To fill up before our distillery tour, we paid Lynchburg Fix’ns a visit. We ate a Mr Fix’ns breakfast (eggs, sausage, home fries, biscuits and gravy), and a breakfast bowl (very similar, but a smaller portion in a bowl). Biscuits and gravy is another Southern tradition we’re getting into; imagine a plain scone covered in thick sausage gravy. It’s staple cuisine here.
We bumped into Judy and Hank who gave us a lift back up to the cottage in their road legal golf cart!
We’re walking distance from the Jack Daniel’s distillery and had booked onto the midday ‘Angel’s Share’ tasting tour. The ‘angel’s share’ being what’s lost through evaporation during the distilling process.
Cave Spring Hollow is the natural water source Jack Daniel’s use to make the whiskey – it’s a consistent temperature (56 degrees Fahrenheit/13 degrees Centigrade), and is filtered through limestone which takes any iron out of the water – iron is an enemy to the whiskey distilling process. The distillery is centred around this site.
The different smells you get walking around are fantastic; bready, smoky, sweet, and we even got the chance to sniff 140 proof whiskey being filtered through house made charcoal; well on its way to becoming the Tennessee sippin’ whiskey we love.
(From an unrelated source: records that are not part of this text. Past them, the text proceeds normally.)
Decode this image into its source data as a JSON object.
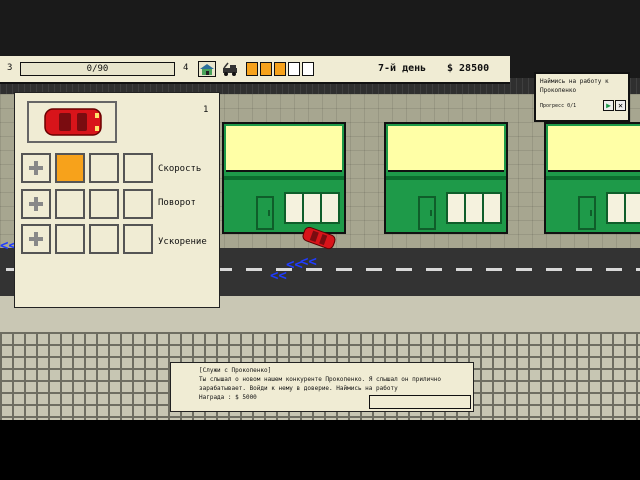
{
  "hud": {
    "level_current": "3",
    "xp_progress": "0/90",
    "xp_fraction": 0.0,
    "level_next": "4",
    "icons": [
      "house-icon",
      "tow-truck-icon"
    ],
    "fuel_slots": [
      true,
      true,
      true,
      false,
      false
    ],
    "day": "7-й день",
    "money": "$ 28500"
  },
  "quest": {
    "text": "Наймись на работу к Прокопенко",
    "progress": "Прогресс 0/1",
    "play_icon": "play-icon",
    "close_icon": "close-icon"
  },
  "upgrades": {
    "car_count": "1",
    "rows": [
      {
        "label": "Скорость",
        "level": 1,
        "max": 3
      },
      {
        "label": "Поворот",
        "level": 0,
        "max": 3
      },
      {
        "label": "Ускорение",
        "level": 0,
        "max": 3
      }
    ]
  },
  "dialog": {
    "text": "[Служи с Прокопенко]\nТы слышал о новом нашем конкуренте Прокопенко. Я слышал он прилично\nзарабатывает. Войди к нему в доверие. Наймись на работу\nНаграда : $ 5000"
  },
  "colors": {
    "accent": "#f7a21b",
    "panel": "#f0ecd4",
    "building": "#1e9a49",
    "sign": "#ffffa6",
    "arrow": "#1f3cff"
  }
}
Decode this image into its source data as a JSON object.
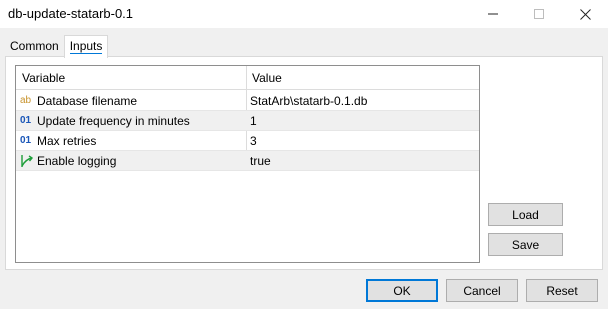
{
  "window": {
    "title": "db-update-statarb-0.1"
  },
  "tabs": [
    {
      "label": "Common"
    },
    {
      "label": "Inputs"
    }
  ],
  "grid": {
    "columns": {
      "variable": "Variable",
      "value": "Value"
    },
    "rows": [
      {
        "icon": "string-icon",
        "glyph": "ab",
        "name": "Database filename",
        "value": "StatArb\\statarb-0.1.db"
      },
      {
        "icon": "integer-icon",
        "glyph": "01",
        "name": "Update frequency in minutes",
        "value": "1"
      },
      {
        "icon": "integer-icon",
        "glyph": "01",
        "name": "Max retries",
        "value": "3"
      },
      {
        "icon": "boolean-icon",
        "glyph": "",
        "name": "Enable logging",
        "value": "true"
      }
    ]
  },
  "side_buttons": {
    "load_label": "Load",
    "save_label": "Save"
  },
  "footer_buttons": {
    "ok_label": "OK",
    "cancel_label": "Cancel",
    "reset_label": "Reset"
  },
  "colors": {
    "accent": "#0078d7",
    "string_icon": "#c8932c",
    "integer_icon": "#1a56b8",
    "boolean_icon": "#1e9e3a"
  }
}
The distillery makes its own charcoal from sugar maple, by burning pallets of the wood and crushing the cinders to filter the whisky through. It takes on the taste of the maple as it’s literally drip fed through huge vats of this charcoal.
The last stage in the process is the barrelhouse. Left to age and mellow in hand built oak barrels, which are held together without glue or nails; just metal hoops and their own pressure; the whisky takes on the colour and flavour of the wood which has been charred inside to bring out its natural sugars.
As the temperature fluctuates in the barrelhouses; over time the whisky develops. When the wood expands in the heat, the whisky seeps into the oak, and gets pushed back out as the wood contracts when the temperature cools.
We tasted 5 whiskeys, our favourite being the Single Barrel Rye. Purchasing a single barrel of Jack will set you back around $9,000 – $12,000. If you work at the distillery however, you get a free bottle with every pay check!
For a late lunch we ate at our soon to be favourite music venue; the BBQ Caboose Cafe. Sharing ribs and a pulled pork topped jacket potato, we were the last customers of the day as they close up at 4:30pm this time of year.
We had a supper invite from Judy and Hank, and spent the last of the daylight together, along with gorgeous Old English Sheepdogs Temperance and Prudence, suppin’ ‘a pair of Jacks’ (Jack Daniel’s drizzled with Jack Daniel’s Honey over ice), in their back yard, learning more about one another’s lives and families, before heading to the dining room table.
Judy cooked us all ribs, butternut squash and apples baked in butter and sugar. It was a wonderful evening; we were so touched being invited into their home and to their table. There’s a sign above the kitchen door in Mulberry Cottage: ‘Enter as strangers, leave as friends’, and it couldn’t be more true.